• [TASK INSTRUCTIONS]
Where a line in the records below contains the string "title", tally it; give only the final number.

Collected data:
==========

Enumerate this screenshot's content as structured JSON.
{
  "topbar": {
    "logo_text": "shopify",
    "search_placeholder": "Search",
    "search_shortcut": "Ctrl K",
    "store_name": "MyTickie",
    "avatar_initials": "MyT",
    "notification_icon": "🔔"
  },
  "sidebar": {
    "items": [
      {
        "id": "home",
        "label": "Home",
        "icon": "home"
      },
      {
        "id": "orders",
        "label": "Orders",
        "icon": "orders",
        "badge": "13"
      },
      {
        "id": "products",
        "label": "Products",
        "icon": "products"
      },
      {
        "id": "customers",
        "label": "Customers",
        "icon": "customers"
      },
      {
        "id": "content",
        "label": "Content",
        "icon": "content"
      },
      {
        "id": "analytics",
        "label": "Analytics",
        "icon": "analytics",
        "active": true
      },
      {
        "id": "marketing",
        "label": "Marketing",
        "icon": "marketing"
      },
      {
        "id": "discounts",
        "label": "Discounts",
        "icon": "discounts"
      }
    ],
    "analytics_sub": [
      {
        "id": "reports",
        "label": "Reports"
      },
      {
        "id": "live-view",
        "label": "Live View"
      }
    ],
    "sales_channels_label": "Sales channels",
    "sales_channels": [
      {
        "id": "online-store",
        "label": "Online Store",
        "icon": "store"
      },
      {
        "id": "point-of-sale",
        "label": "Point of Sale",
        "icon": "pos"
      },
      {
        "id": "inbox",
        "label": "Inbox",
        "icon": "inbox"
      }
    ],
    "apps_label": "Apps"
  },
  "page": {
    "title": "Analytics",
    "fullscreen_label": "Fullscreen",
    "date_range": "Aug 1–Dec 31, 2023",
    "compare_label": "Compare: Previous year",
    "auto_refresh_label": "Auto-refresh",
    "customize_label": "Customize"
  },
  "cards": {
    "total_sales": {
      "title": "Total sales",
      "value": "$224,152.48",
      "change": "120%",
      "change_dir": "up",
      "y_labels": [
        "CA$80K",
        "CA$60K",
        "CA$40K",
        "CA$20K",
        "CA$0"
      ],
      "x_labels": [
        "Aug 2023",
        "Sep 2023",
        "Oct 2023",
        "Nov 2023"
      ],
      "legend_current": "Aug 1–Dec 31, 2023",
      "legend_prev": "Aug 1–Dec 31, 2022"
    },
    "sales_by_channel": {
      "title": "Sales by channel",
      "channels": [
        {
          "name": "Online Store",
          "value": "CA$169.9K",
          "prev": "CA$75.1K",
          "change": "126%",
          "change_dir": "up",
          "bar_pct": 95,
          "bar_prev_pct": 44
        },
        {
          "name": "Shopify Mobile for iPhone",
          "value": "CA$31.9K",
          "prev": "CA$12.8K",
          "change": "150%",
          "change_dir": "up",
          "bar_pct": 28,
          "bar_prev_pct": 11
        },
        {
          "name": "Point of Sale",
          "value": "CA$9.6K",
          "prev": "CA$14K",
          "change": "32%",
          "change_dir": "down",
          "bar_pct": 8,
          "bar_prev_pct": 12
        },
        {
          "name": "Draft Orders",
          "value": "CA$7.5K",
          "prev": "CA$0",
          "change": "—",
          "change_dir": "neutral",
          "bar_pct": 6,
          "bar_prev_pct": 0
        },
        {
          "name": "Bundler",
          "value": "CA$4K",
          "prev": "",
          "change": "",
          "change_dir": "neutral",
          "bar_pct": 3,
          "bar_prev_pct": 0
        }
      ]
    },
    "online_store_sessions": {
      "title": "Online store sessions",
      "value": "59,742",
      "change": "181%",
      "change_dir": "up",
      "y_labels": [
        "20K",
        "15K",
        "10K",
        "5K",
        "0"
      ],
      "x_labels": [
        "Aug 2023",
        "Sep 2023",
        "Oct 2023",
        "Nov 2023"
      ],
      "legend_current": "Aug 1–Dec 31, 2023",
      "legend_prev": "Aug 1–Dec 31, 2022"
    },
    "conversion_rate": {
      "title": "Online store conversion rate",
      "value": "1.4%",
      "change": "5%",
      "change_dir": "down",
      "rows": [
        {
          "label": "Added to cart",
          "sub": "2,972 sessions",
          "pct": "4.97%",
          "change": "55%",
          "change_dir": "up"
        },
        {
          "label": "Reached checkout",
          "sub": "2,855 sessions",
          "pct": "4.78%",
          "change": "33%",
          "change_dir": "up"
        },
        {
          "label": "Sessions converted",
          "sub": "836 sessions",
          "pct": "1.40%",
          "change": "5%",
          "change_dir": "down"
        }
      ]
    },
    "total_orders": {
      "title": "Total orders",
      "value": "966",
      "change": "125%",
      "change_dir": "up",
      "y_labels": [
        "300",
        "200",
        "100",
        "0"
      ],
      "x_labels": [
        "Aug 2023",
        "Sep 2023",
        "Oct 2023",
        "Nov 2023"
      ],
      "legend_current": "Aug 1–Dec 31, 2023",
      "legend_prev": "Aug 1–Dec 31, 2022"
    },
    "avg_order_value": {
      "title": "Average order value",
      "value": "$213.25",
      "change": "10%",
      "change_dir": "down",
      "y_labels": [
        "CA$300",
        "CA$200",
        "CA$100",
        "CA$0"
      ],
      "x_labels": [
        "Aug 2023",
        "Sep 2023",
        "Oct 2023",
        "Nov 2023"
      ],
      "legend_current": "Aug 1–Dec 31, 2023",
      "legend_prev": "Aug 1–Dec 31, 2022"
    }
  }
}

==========

• [RESPONSE BELOW]
7